» SUPPLIED RECORDS:
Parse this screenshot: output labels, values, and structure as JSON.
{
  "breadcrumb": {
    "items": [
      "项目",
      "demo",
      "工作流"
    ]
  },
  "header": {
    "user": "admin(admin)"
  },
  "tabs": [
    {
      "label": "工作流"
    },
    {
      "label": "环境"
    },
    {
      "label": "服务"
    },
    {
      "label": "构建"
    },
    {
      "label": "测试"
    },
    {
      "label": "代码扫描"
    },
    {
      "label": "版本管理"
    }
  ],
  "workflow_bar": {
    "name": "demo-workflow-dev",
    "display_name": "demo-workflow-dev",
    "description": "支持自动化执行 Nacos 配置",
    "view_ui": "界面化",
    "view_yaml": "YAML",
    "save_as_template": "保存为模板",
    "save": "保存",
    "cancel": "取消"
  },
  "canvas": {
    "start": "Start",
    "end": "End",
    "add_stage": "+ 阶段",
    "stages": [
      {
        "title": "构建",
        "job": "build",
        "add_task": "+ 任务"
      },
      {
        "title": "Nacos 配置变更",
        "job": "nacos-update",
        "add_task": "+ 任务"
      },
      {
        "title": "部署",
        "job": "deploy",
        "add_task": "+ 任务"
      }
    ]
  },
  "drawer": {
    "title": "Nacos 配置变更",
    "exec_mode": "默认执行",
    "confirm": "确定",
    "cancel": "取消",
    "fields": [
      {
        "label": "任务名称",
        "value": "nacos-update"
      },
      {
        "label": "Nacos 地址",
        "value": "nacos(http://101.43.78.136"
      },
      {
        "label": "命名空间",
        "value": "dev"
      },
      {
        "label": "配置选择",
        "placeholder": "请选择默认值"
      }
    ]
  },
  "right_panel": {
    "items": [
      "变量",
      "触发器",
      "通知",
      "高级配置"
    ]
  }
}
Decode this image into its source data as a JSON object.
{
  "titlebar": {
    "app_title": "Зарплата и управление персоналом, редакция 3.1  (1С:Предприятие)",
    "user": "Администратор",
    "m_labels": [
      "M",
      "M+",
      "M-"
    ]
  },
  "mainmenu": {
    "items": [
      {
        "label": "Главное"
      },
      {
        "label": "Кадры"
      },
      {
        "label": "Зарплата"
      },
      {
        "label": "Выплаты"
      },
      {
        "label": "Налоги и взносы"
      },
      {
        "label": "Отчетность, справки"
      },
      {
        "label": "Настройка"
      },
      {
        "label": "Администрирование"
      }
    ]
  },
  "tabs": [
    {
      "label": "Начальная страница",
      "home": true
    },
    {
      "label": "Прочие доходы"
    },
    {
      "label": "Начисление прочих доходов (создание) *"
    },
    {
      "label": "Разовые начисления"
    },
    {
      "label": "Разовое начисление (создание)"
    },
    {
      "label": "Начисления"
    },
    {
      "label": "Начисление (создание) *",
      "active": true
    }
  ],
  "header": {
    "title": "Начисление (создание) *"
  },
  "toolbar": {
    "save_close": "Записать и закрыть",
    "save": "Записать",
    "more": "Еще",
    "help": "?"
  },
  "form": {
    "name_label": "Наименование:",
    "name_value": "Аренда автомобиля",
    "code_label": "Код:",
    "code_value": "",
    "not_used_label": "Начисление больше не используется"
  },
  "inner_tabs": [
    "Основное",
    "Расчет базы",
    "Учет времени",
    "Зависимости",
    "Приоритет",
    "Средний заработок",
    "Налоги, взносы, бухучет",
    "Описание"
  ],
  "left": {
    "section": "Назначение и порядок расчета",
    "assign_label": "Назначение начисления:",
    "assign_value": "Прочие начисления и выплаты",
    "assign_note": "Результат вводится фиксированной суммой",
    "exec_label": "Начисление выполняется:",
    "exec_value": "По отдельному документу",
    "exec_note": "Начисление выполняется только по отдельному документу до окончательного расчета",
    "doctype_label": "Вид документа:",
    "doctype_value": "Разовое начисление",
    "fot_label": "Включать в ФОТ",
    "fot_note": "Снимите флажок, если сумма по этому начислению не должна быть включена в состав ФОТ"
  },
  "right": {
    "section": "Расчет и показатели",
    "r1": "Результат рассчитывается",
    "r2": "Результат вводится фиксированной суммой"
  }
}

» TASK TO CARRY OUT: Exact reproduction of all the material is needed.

» TASK OUTPUT:
Parse this screenshot: output labels, values, and structure as JSON.
{
  "breadcrumb": {
    "items": [
      "项目",
      "demo",
      "工作流"
    ]
  },
  "header": {
    "user": "admin(admin)"
  },
  "tabs": [
    {
      "label": "工作流"
    },
    {
      "label": "环境"
    },
    {
      "label": "服务"
    },
    {
      "label": "构建"
    },
    {
      "label": "测试"
    },
    {
      "label": "代码扫描"
    },
    {
      "label": "版本管理"
    }
  ],
  "workflow_bar": {
    "name": "demo-workflow-dev",
    "display_name": "demo-workflow-dev",
    "description": "支持自动化执行 Nacos 配置",
    "view_ui": "界面化",
    "view_yaml": "YAML",
    "save_as_template": "保存为模板",
    "save": "保存",
    "cancel": "取消"
  },
  "canvas": {
    "start": "Start",
    "end": "End",
    "add_stage": "+ 阶段",
    "stages": [
      {
        "title": "构建",
        "job": "build",
        "add_task": "+ 任务"
      },
      {
        "title": "Nacos 配置变更",
        "job": "nacos-update",
        "add_task": "+ 任务"
      },
      {
        "title": "部署",
        "job": "deploy",
        "add_task": "+ 任务"
      }
    ]
  },
  "drawer": {
    "title": "Nacos 配置变更",
    "exec_mode": "默认执行",
    "confirm": "确定",
    "cancel": "取消",
    "fields": [
      {
        "label": "任务名称",
        "value": "nacos-update"
      },
      {
        "label": "Nacos 地址",
        "value": "nacos(http://101.43.78.136"
      },
      {
        "label": "命名空间",
        "value": "dev"
      },
      {
        "label": "配置选择",
        "placeholder": "请选择默认值"
      }
    ]
  },
  "right_panel": {
    "items": [
      "变量",
      "触发器",
      "通知",
      "高级配置"
    ]
  }
}
Decode this image into its source data as a JSON object.
{
  "titlebar": {
    "app_title": "Зарплата и управление персоналом, редакция 3.1  (1С:Предприятие)",
    "user": "Администратор",
    "m_labels": [
      "M",
      "M+",
      "M-"
    ]
  },
  "mainmenu": {
    "items": [
      {
        "label": "Главное"
      },
      {
        "label": "Кадры"
      },
      {
        "label": "Зарплата"
      },
      {
        "label": "Выплаты"
      },
      {
        "label": "Налоги и взносы"
      },
      {
        "label": "Отчетность, справки"
      },
      {
        "label": "Настройка"
      },
      {
        "label": "Администрирование"
      }
    ]
  },
  "tabs": [
    {
      "label": "Начальная страница",
      "home": true
    },
    {
      "label": "Прочие доходы"
    },
    {
      "label": "Начисление прочих доходов (создание) *"
    },
    {
      "label": "Разовые начисления"
    },
    {
      "label": "Разовое начисление (создание)"
    },
    {
      "label": "Начисления"
    },
    {
      "label": "Начисление (создание) *",
      "active": true
    }
  ],
  "header": {
    "title": "Начисление (создание) *"
  },
  "toolbar": {
    "save_close": "Записать и закрыть",
    "save": "Записать",
    "more": "Еще",
    "help": "?"
  },
  "form": {
    "name_label": "Наименование:",
    "name_value": "Аренда автомобиля",
    "code_label": "Код:",
    "code_value": "",
    "not_used_label": "Начисление больше не используется"
  },
  "inner_tabs": [
    "Основное",
    "Расчет базы",
    "Учет времени",
    "Зависимости",
    "Приоритет",
    "Средний заработок",
    "Налоги, взносы, бухучет",
    "Описание"
  ],
  "left": {
    "section": "Назначение и порядок расчета",
    "assign_label": "Назначение начисления:",
    "assign_value": "Прочие начисления и выплаты",
    "assign_note": "Результат вводится фиксированной суммой",
    "exec_label": "Начисление выполняется:",
    "exec_value": "По отдельному документу",
    "exec_note": "Начисление выполняется только по отдельному документу до окончательного расчета",
    "doctype_label": "Вид документа:",
    "doctype_value": "Разовое начисление",
    "fot_label": "Включать в ФОТ",
    "fot_note": "Снимите флажок, если сумма по этому начислению не должна быть включена в состав ФОТ"
  },
  "right": {
    "section": "Расчет и показатели",
    "r1": "Результат рассчитывается",
    "r2": "Результат вводится фиксированной суммой"
  }
}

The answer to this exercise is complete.